Split Dollar Loan Regime Agreement & Contract
In a split dollar arrangement the employer is offering a loan to the employee which is utilized to pay the premium of a life insurance policy. The employee owns the life insurance contract, names a personal beneficiary and assigns the policy as collateral to the employer, in return for the employer’s premium payments.
The Split Dollar Agreement determines what occurs in the event of termination, retirement, vesting requirements and death benefits. Generally, at the employee’s death, the employer receives a portion of the death benefit (usually equal to the total premiums plus interest from the loan) and the employee’s beneficiary receives the balance.
In the event of termination or retirement the employer receives back the total premiums paid plus interest, up to the policy’s cash surrender value subject to the vesting schedule either immediately or at the employees death.
The most common approach is to have the loan interest rate determined by the long term Applicable Federal Rate (AFR). The employee pays the AFR either each year or accumulates the interest and repays the loan with interest from the death benefit.
Diagram of Loan Regime Split Dollar
- The employer establishes a split-dollar agreement with the employee. The employer owns the policy and agrees to endorse a portion of the death benefit to the employee’s beneficiaries.
- The employer pays the premiums to the insurance company on the life of the employee.
- The employee is taxed on the value of the “economic benefit” of the policy, equal to the value of a term life policy with an equivalent death benefit.
If the employee dies:
- The employer receives the death benefit at least equal to the policy’s cash value.

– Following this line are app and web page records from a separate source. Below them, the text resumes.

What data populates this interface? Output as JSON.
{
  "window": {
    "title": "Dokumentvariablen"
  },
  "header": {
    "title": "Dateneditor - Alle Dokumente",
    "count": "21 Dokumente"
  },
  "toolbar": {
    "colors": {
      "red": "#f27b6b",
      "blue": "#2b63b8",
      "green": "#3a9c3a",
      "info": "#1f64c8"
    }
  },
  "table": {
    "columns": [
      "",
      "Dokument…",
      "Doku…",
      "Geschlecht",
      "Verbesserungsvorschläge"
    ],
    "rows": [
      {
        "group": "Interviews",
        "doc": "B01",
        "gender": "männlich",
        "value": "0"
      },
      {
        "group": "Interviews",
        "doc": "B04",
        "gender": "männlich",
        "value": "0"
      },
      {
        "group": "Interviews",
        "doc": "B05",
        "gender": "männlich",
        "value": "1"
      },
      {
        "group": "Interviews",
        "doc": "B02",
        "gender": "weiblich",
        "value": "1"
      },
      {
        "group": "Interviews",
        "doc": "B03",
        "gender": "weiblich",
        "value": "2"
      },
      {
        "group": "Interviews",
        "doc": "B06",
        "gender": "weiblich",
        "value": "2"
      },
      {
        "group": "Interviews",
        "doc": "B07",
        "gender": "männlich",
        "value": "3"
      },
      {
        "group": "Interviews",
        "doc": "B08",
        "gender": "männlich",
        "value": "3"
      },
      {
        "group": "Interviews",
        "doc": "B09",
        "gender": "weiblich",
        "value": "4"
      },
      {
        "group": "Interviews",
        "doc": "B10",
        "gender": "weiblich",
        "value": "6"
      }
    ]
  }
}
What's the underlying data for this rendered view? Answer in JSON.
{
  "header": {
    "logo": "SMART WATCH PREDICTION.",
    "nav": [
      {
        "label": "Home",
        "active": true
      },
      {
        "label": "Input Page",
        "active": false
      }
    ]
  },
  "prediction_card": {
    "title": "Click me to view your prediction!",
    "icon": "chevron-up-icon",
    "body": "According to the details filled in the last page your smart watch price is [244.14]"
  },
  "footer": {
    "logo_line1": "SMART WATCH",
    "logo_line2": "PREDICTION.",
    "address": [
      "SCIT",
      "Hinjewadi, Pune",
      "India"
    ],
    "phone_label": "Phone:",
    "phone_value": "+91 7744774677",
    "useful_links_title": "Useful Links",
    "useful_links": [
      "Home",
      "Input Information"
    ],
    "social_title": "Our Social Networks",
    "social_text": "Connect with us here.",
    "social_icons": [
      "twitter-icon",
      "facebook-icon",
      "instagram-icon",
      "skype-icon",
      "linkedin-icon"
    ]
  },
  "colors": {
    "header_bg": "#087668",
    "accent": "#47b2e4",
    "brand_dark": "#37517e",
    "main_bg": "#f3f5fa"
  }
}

- The employee’s beneficiaries receive the employee’s portion of the death benefit, federal income tax free.